See more objects with the tag soldiers, military, camouflage.

Object Timeline

1942

  • Work on this object began.

1945

  • Work on this object ended.

1969

  • We acquired this object.

2013

2015

2017

2018

2019

  • You found it!

Jungle Camouflage, M1942

This is a Jungle camouflage. It was designed by Norvell Gillespie. We acquired it in 1969. Its medium is cotton and its technique is hand block printed. It is a part of the Textiles department.

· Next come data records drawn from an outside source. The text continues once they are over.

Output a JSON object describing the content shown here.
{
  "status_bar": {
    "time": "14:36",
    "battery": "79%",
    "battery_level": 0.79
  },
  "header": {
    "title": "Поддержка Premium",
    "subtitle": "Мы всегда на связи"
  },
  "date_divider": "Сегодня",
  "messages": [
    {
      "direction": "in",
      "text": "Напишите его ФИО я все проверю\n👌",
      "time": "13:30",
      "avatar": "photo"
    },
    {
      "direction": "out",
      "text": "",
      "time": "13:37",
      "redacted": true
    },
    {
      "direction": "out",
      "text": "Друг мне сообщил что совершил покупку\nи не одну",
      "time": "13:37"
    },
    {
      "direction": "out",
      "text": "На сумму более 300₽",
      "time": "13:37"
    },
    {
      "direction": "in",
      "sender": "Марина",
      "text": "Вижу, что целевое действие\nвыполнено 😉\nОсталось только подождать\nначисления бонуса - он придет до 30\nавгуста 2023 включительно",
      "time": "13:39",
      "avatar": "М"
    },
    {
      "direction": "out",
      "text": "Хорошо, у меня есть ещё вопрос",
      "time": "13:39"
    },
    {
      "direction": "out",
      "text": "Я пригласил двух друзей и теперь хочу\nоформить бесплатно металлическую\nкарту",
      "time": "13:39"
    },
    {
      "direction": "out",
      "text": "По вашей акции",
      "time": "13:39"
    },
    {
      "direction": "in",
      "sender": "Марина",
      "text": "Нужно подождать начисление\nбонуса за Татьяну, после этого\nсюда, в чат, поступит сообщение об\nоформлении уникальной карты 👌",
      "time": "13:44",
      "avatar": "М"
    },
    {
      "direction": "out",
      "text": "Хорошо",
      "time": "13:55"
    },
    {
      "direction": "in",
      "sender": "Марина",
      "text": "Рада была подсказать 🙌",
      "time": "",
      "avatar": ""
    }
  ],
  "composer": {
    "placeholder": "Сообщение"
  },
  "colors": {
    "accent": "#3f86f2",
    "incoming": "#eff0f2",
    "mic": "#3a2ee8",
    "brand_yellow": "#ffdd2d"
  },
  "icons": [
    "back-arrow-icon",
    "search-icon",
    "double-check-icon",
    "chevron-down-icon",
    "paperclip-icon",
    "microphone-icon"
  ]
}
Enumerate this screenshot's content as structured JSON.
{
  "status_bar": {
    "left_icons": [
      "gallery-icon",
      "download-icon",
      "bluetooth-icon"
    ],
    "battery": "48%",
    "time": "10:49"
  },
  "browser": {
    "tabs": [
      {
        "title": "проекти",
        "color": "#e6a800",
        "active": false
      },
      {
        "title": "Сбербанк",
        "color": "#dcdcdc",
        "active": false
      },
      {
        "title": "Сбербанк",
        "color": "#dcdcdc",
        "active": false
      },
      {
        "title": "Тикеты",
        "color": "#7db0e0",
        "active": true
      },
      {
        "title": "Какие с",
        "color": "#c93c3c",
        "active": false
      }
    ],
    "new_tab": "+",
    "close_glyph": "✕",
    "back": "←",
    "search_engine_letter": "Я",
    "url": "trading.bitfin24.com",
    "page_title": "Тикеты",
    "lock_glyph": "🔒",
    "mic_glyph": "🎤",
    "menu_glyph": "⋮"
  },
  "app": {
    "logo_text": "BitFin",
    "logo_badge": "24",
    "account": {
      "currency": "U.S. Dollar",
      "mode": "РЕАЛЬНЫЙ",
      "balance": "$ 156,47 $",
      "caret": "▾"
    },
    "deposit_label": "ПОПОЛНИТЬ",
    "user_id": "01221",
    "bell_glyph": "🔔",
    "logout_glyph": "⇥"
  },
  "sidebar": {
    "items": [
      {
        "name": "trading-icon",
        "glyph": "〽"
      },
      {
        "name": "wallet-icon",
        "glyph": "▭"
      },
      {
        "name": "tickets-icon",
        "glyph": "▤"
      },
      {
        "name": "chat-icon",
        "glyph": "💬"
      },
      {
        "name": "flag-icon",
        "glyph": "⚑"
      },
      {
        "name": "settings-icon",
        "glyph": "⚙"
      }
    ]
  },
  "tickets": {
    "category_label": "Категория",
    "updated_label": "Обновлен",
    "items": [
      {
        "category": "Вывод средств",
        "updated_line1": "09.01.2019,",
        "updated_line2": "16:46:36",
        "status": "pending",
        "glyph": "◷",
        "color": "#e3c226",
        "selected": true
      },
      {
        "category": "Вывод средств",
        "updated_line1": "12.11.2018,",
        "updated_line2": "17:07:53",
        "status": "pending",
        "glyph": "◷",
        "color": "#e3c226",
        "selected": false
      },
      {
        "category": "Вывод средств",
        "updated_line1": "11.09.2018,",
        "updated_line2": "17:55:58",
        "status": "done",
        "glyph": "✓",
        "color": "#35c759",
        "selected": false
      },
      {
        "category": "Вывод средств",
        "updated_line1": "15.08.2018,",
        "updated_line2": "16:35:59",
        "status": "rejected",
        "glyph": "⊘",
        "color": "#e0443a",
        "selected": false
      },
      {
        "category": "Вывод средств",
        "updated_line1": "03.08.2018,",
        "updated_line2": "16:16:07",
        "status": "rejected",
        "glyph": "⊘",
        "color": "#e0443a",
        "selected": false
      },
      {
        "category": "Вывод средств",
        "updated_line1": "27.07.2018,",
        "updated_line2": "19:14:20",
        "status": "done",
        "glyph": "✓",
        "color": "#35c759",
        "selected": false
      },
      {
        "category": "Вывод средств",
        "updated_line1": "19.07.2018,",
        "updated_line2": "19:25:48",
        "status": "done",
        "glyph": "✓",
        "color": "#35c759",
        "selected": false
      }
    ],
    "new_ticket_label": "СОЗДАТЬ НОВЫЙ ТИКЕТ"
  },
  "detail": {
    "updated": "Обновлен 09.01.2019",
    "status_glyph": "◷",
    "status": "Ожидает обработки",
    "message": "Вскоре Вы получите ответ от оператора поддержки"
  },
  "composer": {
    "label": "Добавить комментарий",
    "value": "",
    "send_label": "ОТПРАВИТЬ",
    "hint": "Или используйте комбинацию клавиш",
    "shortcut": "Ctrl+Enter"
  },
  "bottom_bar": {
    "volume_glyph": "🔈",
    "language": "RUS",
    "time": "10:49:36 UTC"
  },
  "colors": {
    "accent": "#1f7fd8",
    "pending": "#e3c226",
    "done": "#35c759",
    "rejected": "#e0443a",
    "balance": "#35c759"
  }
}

Abbott Thayer’s theory of “disruptive patterning” was the basis for the Frog Skin or 5-color jungle camouflage that was developed by the U.S. military during World War II, and was most widely used by the Marines in the Pacific theater. Its designer was a horticulturist, and the garden editor for the San Francisco Chronicle.

Cite this object as

Jungle Camouflage, M1942; Designed by Norvell Gillespie ; USA; cotton; 1969-130-1

This object was previously on display as a part of the exhibition Saturated: The Allure and Science of Color.

This object may be subject to Copyright or other restrictions.

You are welcome to make fair use of this image under U.S. Copyright law and in compliance with our terms of use. Please note that you are responsible for determining whether your use is fair and for responding to any claims that may arise from your use.

For higher resolution or commercial use contact ArtResource.

If you would like to cite this object in a Wikipedia article please use the following template:

<ref name=CH>{{cite web |url=https://www-6.collection.cooperhewitt.org/objects/18468669/ |title=Jungle Camouflage, M1942 |author=Cooper Hewitt, Smithsonian Design Museum |accessdate=20 September 2019 |publisher=Smithsonian Institution}}</ref>